Basketball shoes have gained major importance with NBA's popularity

In the 1950's, kids (including myself) wore Converse canvas sneakers in black. Period. When I started to play basketball in my teens, the Converse outlet store in Malden, Massachusetts was the place to go. Low-cuts were fine, but a few ankle injuries later, high-tops were the better choice. I absolutely never envisioned just how the importance of what-used-to-be-called sneakers would take flight with the evolution of basketball and the NBA.

So this is the "Friends" version of the Nike Kyrie 5, linked to the popular TV sitcom, Friends. Admitting no knowledge of this shoe's performance, I must say these are a work of art (per's Michael Le):

The Nike Kyrie 5, in its many upcoming schemes, has grown to encompass toolings outside of the usual performance-driven motifs, forgoing the more simplistic hits for inspirations of fond connection to the player from which it earns its namesake. Paying homage to the award-winning sitcom “Friends,” the forthcoming release pairs a monochromatic base with colorful accents connected to the show’s iconic handwritten logo.

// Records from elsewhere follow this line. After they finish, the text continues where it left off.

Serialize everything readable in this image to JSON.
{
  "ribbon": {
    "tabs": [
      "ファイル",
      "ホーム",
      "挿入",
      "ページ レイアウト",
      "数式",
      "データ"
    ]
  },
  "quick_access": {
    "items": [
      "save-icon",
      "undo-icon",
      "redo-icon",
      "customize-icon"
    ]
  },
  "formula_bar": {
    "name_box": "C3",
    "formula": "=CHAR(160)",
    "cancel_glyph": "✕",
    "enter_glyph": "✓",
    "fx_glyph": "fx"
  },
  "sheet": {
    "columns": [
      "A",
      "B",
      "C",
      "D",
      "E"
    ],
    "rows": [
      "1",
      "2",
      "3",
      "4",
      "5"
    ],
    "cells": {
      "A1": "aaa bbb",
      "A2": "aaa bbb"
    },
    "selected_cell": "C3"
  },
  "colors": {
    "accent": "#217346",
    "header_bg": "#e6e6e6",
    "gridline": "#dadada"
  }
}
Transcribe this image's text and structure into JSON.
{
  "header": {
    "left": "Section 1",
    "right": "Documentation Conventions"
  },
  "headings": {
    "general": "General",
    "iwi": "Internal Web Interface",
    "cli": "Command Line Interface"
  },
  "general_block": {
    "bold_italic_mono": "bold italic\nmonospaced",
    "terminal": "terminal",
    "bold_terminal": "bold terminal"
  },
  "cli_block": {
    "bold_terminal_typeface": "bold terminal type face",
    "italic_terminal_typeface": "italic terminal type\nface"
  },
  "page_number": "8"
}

I personally have witnessed basketball shoes transition from ugly-to-grotesque, but these are a breath of fresh air - which you may need after viewing the photo below.

No contest, right? The transition of the basketball shoe seems at its peak - at least for now. From the ugliness of the black Converse sneaker - to the glittery, gaudy shoes that came close to making me nauseous - and finally to the Nike Kyrie 5 "Friends". I may get a pair of my own, but they will cost more than the sneakers from the Converse outlet in Malden. No doubt, a LOT more.

Follow Tom at @CelticsSentinel and Facebook

Photos via Nike and Converse